-- GOAL OF THE EXERCISE --
Repeat every entry exactly as it stands. Omit the images.

-- MATERIALS PROVIDED --
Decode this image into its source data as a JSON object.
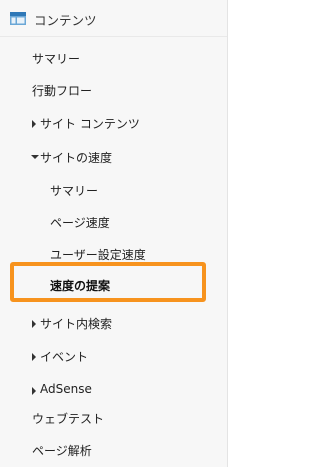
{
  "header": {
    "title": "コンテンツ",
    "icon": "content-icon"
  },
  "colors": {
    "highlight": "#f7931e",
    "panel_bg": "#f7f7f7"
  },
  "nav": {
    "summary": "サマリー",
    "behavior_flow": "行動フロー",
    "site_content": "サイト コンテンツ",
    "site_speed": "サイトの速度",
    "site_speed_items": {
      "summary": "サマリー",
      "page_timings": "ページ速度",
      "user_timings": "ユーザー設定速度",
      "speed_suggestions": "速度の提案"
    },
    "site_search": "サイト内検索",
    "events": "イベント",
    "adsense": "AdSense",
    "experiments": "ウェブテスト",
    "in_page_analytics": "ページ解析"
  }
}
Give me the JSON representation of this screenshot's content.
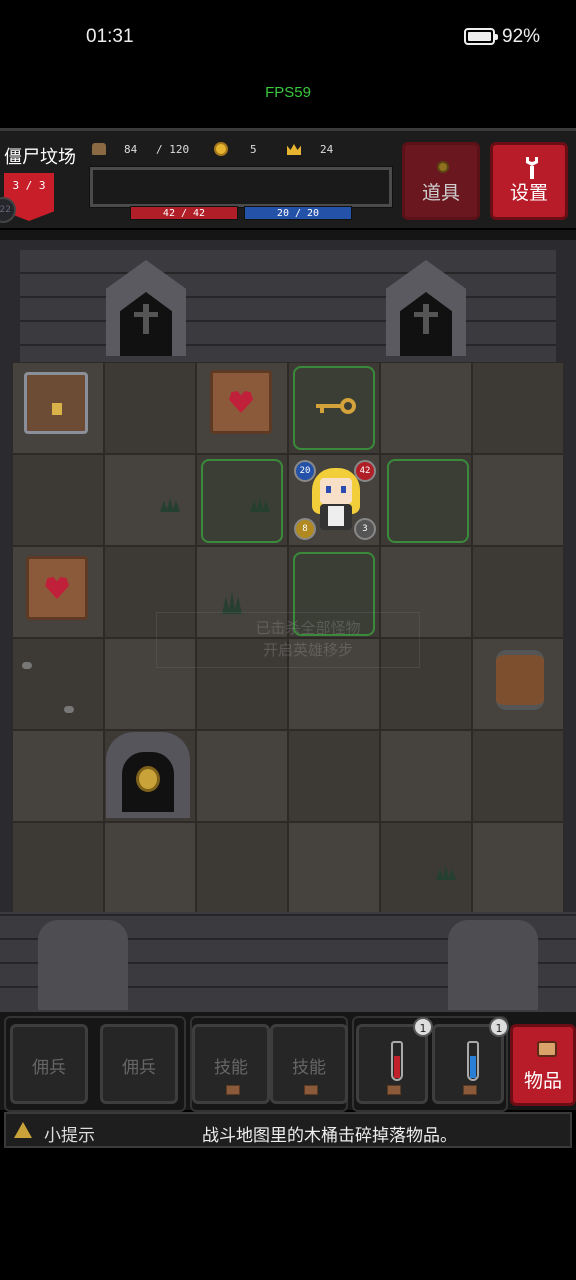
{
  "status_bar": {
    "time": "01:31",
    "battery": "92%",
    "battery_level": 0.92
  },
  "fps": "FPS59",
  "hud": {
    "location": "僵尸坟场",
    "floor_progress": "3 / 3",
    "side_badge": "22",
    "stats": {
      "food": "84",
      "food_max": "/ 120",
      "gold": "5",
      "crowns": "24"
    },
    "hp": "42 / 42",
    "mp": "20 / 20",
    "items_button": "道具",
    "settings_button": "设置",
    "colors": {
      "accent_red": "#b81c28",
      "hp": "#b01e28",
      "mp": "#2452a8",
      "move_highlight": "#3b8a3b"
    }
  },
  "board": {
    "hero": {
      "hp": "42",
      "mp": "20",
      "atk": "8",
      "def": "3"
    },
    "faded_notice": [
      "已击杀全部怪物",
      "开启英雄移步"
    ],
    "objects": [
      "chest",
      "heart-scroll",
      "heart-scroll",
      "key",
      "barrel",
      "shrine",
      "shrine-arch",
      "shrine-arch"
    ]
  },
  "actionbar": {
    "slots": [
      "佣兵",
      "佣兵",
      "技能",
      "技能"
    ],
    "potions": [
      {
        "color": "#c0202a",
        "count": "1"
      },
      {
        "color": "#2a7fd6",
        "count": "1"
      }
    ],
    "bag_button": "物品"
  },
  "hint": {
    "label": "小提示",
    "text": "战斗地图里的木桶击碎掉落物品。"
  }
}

-- TASK SOLUTION --
Decode this image into its source data as a JSON object.
{
  "header": {
    "title": "コンテンツ",
    "icon": "content-icon"
  },
  "colors": {
    "highlight": "#f7931e",
    "panel_bg": "#f7f7f7"
  },
  "nav": {
    "summary": "サマリー",
    "behavior_flow": "行動フロー",
    "site_content": "サイト コンテンツ",
    "site_speed": "サイトの速度",
    "site_speed_items": {
      "summary": "サマリー",
      "page_timings": "ページ速度",
      "user_timings": "ユーザー設定速度",
      "speed_suggestions": "速度の提案"
    },
    "site_search": "サイト内検索",
    "events": "イベント",
    "adsense": "AdSense",
    "experiments": "ウェブテスト",
    "in_page_analytics": "ページ解析"
  }
}
Give me the JSON representation of this screenshot's content.
{
  "status_bar": {
    "time": "01:31",
    "battery": "92%",
    "battery_level": 0.92
  },
  "fps": "FPS59",
  "hud": {
    "location": "僵尸坟场",
    "floor_progress": "3 / 3",
    "side_badge": "22",
    "stats": {
      "food": "84",
      "food_max": "/ 120",
      "gold": "5",
      "crowns": "24"
    },
    "hp": "42 / 42",
    "mp": "20 / 20",
    "items_button": "道具",
    "settings_button": "设置",
    "colors": {
      "accent_red": "#b81c28",
      "hp": "#b01e28",
      "mp": "#2452a8",
      "move_highlight": "#3b8a3b"
    }
  },
  "board": {
    "hero": {
      "hp": "42",
      "mp": "20",
      "atk": "8",
      "def": "3"
    },
    "faded_notice": [
      "已击杀全部怪物",
      "开启英雄移步"
    ],
    "objects": [
      "chest",
      "heart-scroll",
      "heart-scroll",
      "key",
      "barrel",
      "shrine",
      "shrine-arch",
      "shrine-arch"
    ]
  },
  "actionbar": {
    "slots": [
      "佣兵",
      "佣兵",
      "技能",
      "技能"
    ],
    "potions": [
      {
        "color": "#c0202a",
        "count": "1"
      },
      {
        "color": "#2a7fd6",
        "count": "1"
      }
    ],
    "bag_button": "物品"
  },
  "hint": {
    "label": "小提示",
    "text": "战斗地图里的木桶击碎掉落物品。"
  }
}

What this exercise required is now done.